Kentucky’s Statewide Broadband Network Moves Forward with Build-out

KentuckyWired will consist of more than 3,000 miles of fiber-optic cable and more than 1,000 sites that will be connectivity points in communities.

Kentucky Gov. Matt Bevin and U.S. Congressman Hal Rogers announced Sept. 16 that the initial build-out of the state’s broadband project, KentuckyWired, would take place soon in the eastern part of the state.

This was welcome news to those who viewed the lack of broadband in the state as an inhibitor to businesses starting in or migrating to the area. Kentucky has traditionally lagged on broadband availability with more than a third of rural residents lacking access to fixed advanced telecommunications.

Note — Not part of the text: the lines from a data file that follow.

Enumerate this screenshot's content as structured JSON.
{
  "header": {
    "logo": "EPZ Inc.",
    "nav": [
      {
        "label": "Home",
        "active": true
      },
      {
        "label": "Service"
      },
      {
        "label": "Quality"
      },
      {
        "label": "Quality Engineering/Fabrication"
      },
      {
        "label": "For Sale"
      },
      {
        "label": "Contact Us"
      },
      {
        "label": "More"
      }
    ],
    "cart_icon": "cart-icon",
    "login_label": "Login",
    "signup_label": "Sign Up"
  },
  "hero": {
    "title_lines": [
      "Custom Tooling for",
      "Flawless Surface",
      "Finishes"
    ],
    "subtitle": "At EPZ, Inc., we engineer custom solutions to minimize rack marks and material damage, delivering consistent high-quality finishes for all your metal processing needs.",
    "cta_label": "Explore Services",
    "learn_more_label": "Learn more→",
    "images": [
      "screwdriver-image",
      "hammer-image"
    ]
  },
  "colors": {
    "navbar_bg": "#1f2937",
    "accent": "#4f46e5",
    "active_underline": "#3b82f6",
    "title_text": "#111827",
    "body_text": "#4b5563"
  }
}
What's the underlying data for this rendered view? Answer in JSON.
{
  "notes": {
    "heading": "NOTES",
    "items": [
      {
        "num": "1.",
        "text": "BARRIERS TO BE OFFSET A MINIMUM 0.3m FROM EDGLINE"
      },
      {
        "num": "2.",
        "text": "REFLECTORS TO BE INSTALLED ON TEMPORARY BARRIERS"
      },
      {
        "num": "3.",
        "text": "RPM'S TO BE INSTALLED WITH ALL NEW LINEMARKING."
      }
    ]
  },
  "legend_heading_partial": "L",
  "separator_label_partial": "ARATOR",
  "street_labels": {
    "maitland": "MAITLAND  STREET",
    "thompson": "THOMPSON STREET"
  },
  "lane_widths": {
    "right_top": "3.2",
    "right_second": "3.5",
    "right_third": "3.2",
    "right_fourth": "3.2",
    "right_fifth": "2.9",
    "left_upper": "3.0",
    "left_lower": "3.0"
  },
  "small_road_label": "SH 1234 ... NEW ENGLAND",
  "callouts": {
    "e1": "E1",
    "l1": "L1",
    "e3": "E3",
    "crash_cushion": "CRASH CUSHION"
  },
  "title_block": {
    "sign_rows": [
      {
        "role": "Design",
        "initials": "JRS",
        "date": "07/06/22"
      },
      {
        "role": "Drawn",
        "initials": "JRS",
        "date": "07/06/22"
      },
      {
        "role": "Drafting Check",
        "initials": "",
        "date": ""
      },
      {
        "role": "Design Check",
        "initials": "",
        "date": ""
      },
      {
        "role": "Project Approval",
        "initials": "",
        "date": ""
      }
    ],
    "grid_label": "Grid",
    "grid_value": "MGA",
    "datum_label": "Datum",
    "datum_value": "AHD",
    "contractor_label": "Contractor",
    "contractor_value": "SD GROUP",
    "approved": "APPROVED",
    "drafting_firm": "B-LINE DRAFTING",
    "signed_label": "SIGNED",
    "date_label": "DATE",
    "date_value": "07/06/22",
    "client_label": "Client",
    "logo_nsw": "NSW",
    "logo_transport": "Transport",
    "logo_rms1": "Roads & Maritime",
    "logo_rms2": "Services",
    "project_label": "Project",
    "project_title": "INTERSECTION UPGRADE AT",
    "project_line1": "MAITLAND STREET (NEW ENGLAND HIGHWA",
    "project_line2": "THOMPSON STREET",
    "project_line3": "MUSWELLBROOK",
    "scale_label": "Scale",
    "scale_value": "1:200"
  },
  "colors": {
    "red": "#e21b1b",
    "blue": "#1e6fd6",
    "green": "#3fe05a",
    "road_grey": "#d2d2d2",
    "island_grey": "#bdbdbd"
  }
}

“Connecting companies and Kentuckians with high-speed, high-capacity Internet will lead to new opportunities and business growth,” Bevin said in a statement. “This will be a tremendous tool in growing our local economies and developing our workforce. Our administration is fully committed to the KentuckyWired project, and we are excited at the possibilities before us as a result of its completion.”

The network will consist of more than 3,000 miles of fiber-optic cable and more than 1,000 government and post-secondary education sites that will be connectivity points in communities for local Internet service providers to tap into for last-mile service to customers.

Last week’s joint announcement quelled suspicions that the initiative was being scaled back to solely serve the eastern, rural region of the state.

The state-owned initiative was originally a composition of projects after several agencies requested funding for high-speed, high-capacity fiber networks. Then-Gov. Steve Beshear announced the initiative in December 2014, calling for connectivity in the modern age. Bevin plans to continue with the rollout.

Recently, the state authority overseeing the project entered into an agreement with Cincinnati Bell Telephone System (CBTS) and East Kentucky Network (EKN) to partner on broadband network construction. CBTS will install 166 miles of fiber-optic cable in the north/central region, while EKN will position 305 miles of fiber in the more rural east area.

The system is expected to be completed between March and June of 2019.

Ryan McCauley was a staff writer for Government Technology magazine from October 2016 through July 2017, and previously served as the publication's editorial assistant.